The symptoms that help identify depression include:

  • Feelings of sadness, irritability, or tension
  • Decreased interest or pleasure activities or hobbies
  • Loss of energy, feeling more tired, burnt out, empty
  • Change in appetite, with weight loss or weight gain
  • Change in sleeping patterns and fatigue
  • Decreased libido
  • Early morning awakening
  • Excessive amount of sleep
  • Poor sleep quality or lack of sleep
  • Nightmares
  • Feeling tired upon awakening
  • Restlessness or feeling slowed down
  • Decreased ability to make decisions or concentrate
  • Feelings of worthlessness, hopelessness, or guilt
  • Thoughts of suicide or death and disturbing thought patterns

Male pattern depression can include signs seen infrequently in women:

  • Lower stress threshold
  • Aggressive behavior or difficulty controlling impulses
  • Irritability, restlessness, dissatisfaction
  • Anxiety, especially in the morning
  • Alcohol abuse or illegal drug use
  • Excessive exercise or work
  • Hyperactive behavior
  • Eating too little or too much
  • Antisocial behavior and/or pushing or testing social norms

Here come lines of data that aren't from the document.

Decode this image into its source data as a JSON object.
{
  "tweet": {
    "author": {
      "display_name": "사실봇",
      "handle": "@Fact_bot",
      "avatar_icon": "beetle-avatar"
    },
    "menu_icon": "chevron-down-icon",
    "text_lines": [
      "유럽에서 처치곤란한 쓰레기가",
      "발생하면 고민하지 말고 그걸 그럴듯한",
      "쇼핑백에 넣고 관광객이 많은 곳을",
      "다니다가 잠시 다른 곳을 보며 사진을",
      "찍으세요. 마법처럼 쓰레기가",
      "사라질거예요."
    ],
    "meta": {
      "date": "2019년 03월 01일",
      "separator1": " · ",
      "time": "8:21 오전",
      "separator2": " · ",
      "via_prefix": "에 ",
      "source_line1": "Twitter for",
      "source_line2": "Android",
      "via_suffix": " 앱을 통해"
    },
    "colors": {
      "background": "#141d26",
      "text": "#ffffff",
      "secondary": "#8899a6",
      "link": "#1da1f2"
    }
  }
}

If experiencing symptoms, see your Psychiatric ARNP.

 

Dysthymia, another mood disorder, involves feeling mildly depressed on most days over a period of at least two years with symptoms resembling major depression, but less severe.

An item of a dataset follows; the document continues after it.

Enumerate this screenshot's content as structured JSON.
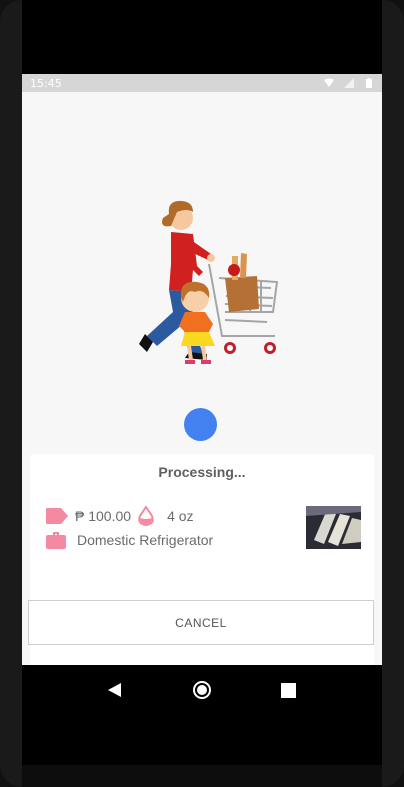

Symptoms of depression may surface with other mood disorders. They include seasonal major depression (also known as seasonal affective disorder), postpartum depression, and bipolar disorder.

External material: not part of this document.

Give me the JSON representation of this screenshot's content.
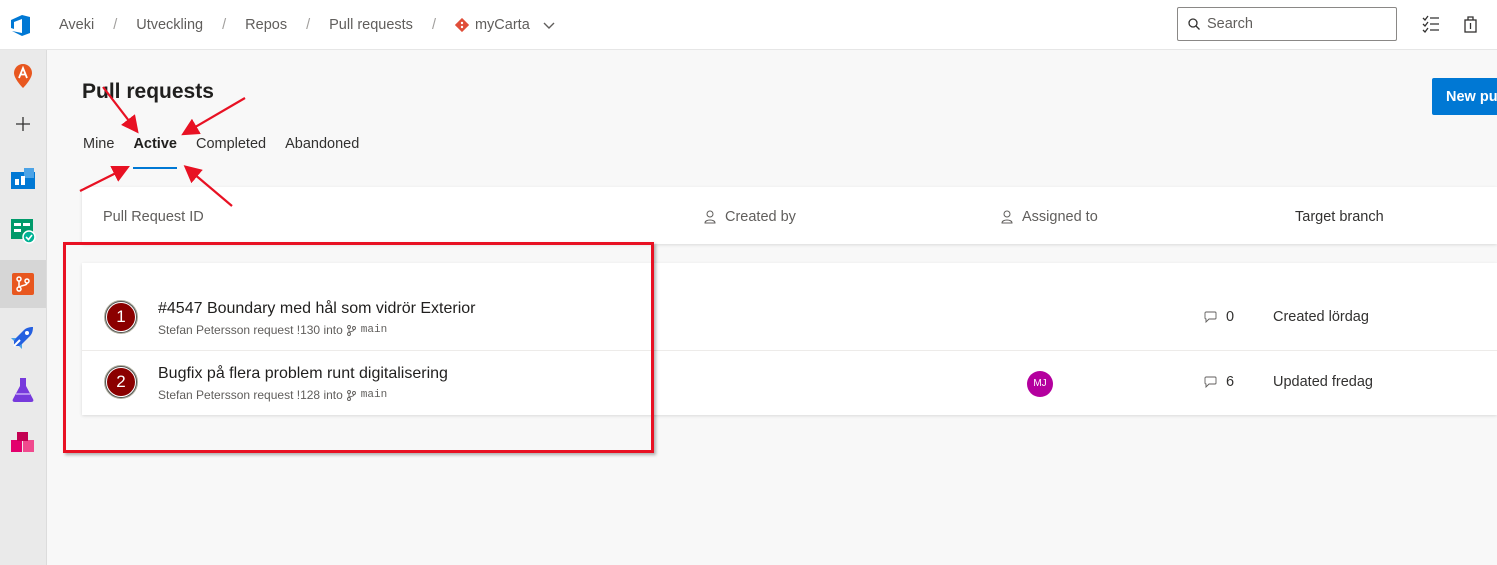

Seasonal Affective Disorder has symptoms seen with any major depressive episode. The recurrence of the symptoms during certain seasons is the hallmark of this type of depression.

Postpartum Depression can occur in women who have recently given birth. It typically occurs in the first few months after delivery, but can happen within the first year after giving birth. The symptoms are those seen with a depressive episode. Often, postpartum depression interferes with the mother's ability to bond with her newborn. It is very important to seek help if you are experiencing postpartum depression. Postpartum depression is different from the "Baby Blues", which tend to occur the first few days after delivery and resolve spontaneously.

Bipolar Disorder, another mood disorder, is different but similar to depression, and has different treatment approaches that at times may at times be similar to that of treating other forms of depressive symptoms.


Most people with depression never seek help, even though the majority will respond to treatment. Treating depression is especially important because it affects you, your family, and your work. Some people with depression try to harm themselves mistakenly believing that how they are feeling will never change.

 

Depression is a treatable illness. Through working with a Psychiatric ARNP one learns to manage depression. Various medications/therapies may be tried to find what is best for you.

By learning more about depression, and bipolar disorder, you and your family will be able to manage your illness more successfully. If you know how to identify the early warning signs, such as unusually high energy levels, sleeplessness or recurring depression, you can get help faster. You can also help to keep yourself well by understanding how aspects of daily life such as sleep patterns and stressful situations can affect your mood.

 

Keeping a mood diary/chart is a useful tool to help you and your psychiatric ARNP monitor your illness. It allows you to bring together information about your daily mood, events happening in your life, sleep patterns and medications you are taking. You may notice emerging patterns that would otherwise be difficult to detect. When you visit your provider, it may be helpful for him or her to see how you have been progressing by reviewing your mood diary.


Contact Rainier Professional Psychiatry